Furthermore, Business experts are already familiar with Small Data sets. For example, customer care teams know how to interpret a satisfaction survey and what conclusions to draw from it.
Structured, transparent sets of Small Data are present on every business expert’s computer and updated quickly. Business experts can visualize them through Excel, and some of the key benefits start to appear, although additional solutions can be used to understand their inner workings:
- Small Data is simple: it focuses on one topic at the time to provide detailed information in a structured way. It is natively more understandable than Big Data;
- As it is close to business experts’ knowledge, Small Data provides immediate actionable insights.
Now that we’ve seen some of the key characteristics of Small Data, let’s have a few words about Big Data. There is a lot to read on the topic, so we’ll keep it short – we specialize in Small Data, don’t we?
Big Data is all about huge amounts of data and infrastructure.
Insane volumes of structured, unstructured and semi-structured data, complex Cloud-hosted infrastructures form a maze of information to untangle.
That is why Big Data can’t be natively understood by Business experts. Data analysts and scientists have to refine, clean and engineer data through tailored data pipelines and visualization tools. They then automate the process to deliver Data insights to Business experts.
Companies gain tremendous advantages from their data: better understanding of their customers, new market opportunities and trends, demand shift anticipation… Thus they can adapt their overall strategy according to these new insights.
Some companies actually rely almost exclusively on Big Data for their Products and Solutions. For instance, the Netflix algorithm recommendations are based solely on user data so that you find a show you like and you stay on the platform.
Of course, building and maintaining a Big Data infrastructure, hiring the right data persons and delivering the right insights takes time and money. This is why organizations only have a few Big Data projects running at Enterprise level. On the other hand, Small Data projects rely on already existing data and infrastructure and are easier to set up.
Small Data’s beauty resides in its simplicity while Big Data performs in complexity.

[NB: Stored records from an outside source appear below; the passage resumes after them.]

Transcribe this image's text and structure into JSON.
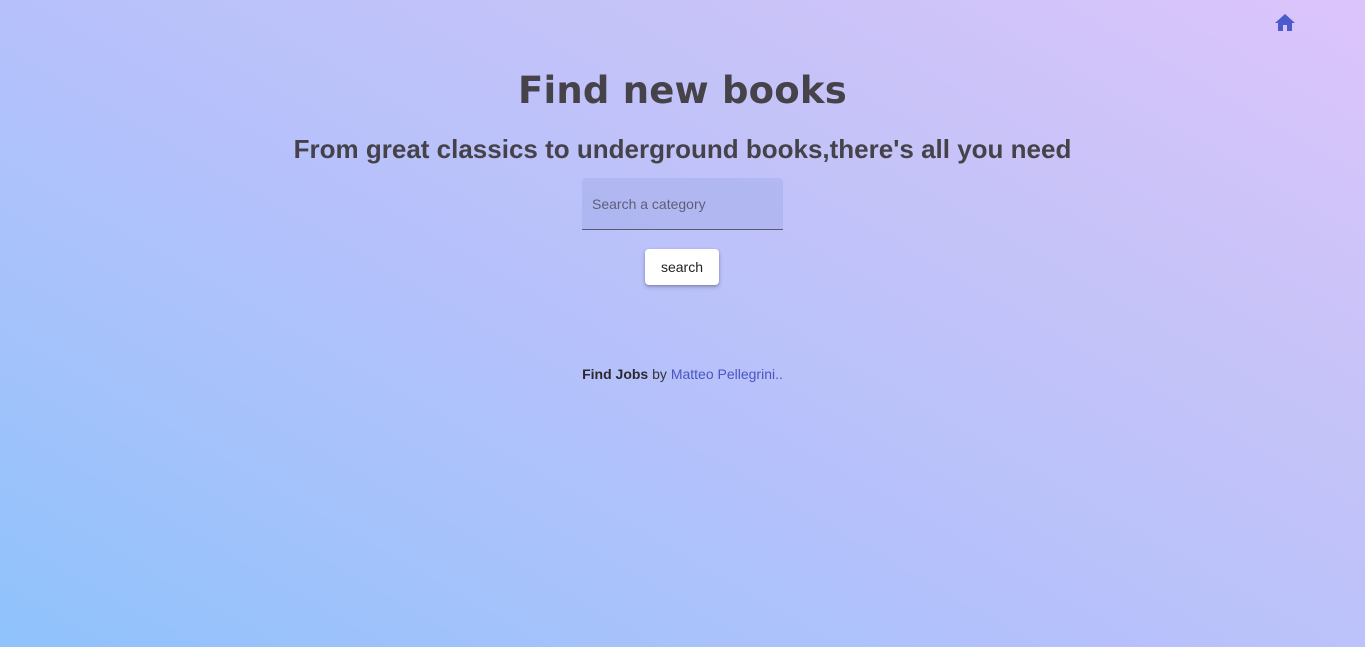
{
  "nav": {
    "home_icon": "home-icon",
    "home_color": "#4b5bcc"
  },
  "hero": {
    "title": "Find new books",
    "subtitle": "From great classics to underground books,there's all you need"
  },
  "search": {
    "placeholder": "Search a category",
    "value": "",
    "button_label": "search"
  },
  "footer": {
    "brand": "Find Jobs",
    "by": "by",
    "author": "Matteo Pellegrini.."
  }
}
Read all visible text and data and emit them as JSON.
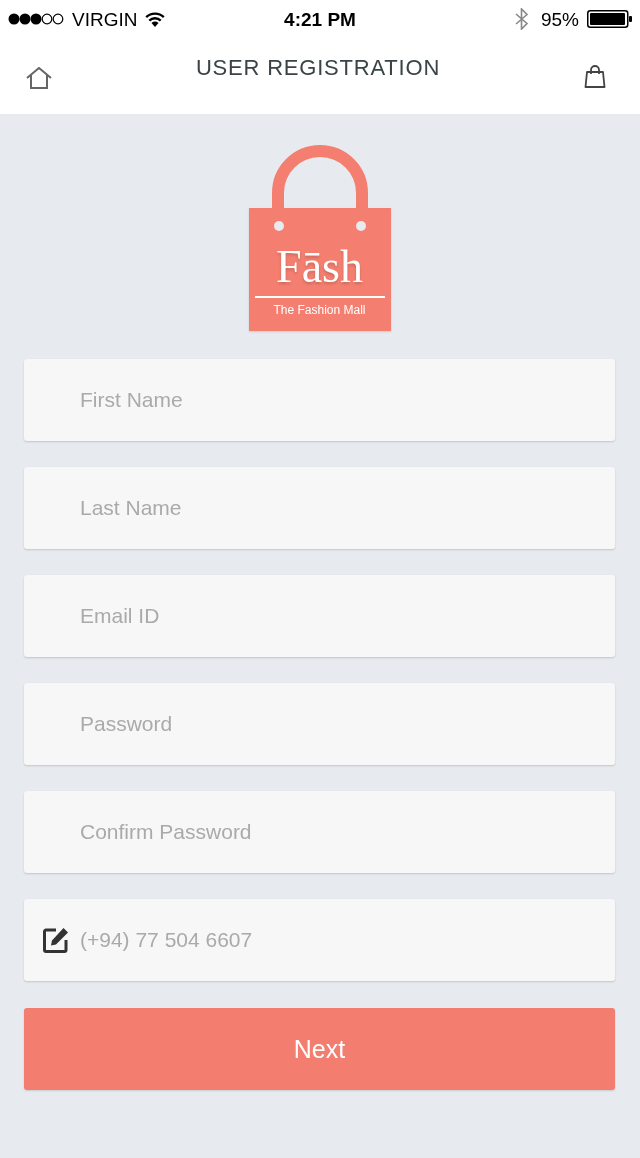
{
  "status_bar": {
    "carrier": "VIRGIN",
    "time": "4:21 PM",
    "battery": "95%"
  },
  "nav": {
    "title": "USER REGISTRATION"
  },
  "logo": {
    "name": "Fāsh",
    "tagline": "The Fashion Mall"
  },
  "fields": [
    {
      "kind": "text",
      "placeholder": "First Name"
    },
    {
      "kind": "text",
      "placeholder": "Last Name"
    },
    {
      "kind": "text",
      "placeholder": "Email ID"
    },
    {
      "kind": "password",
      "placeholder": "Password"
    },
    {
      "kind": "password",
      "placeholder": "Confirm Password"
    },
    {
      "kind": "phone",
      "placeholder": "(+94) 77 504 6607"
    }
  ],
  "next_button": {
    "label": "Next"
  }
}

Small Data will change business experts’ everyday life by helping them answer the business questions they face. Meanwhile, Big Data will help companies evolve, adapt their strategies and create new products. Both approaches are complementary: they address different ladders of the company with a similar purpose of becoming a data-driven organization.
To help understanding and remembering, we created this small chart with the 6 Vs of Data and how Big and Small Data position themselves within this grid: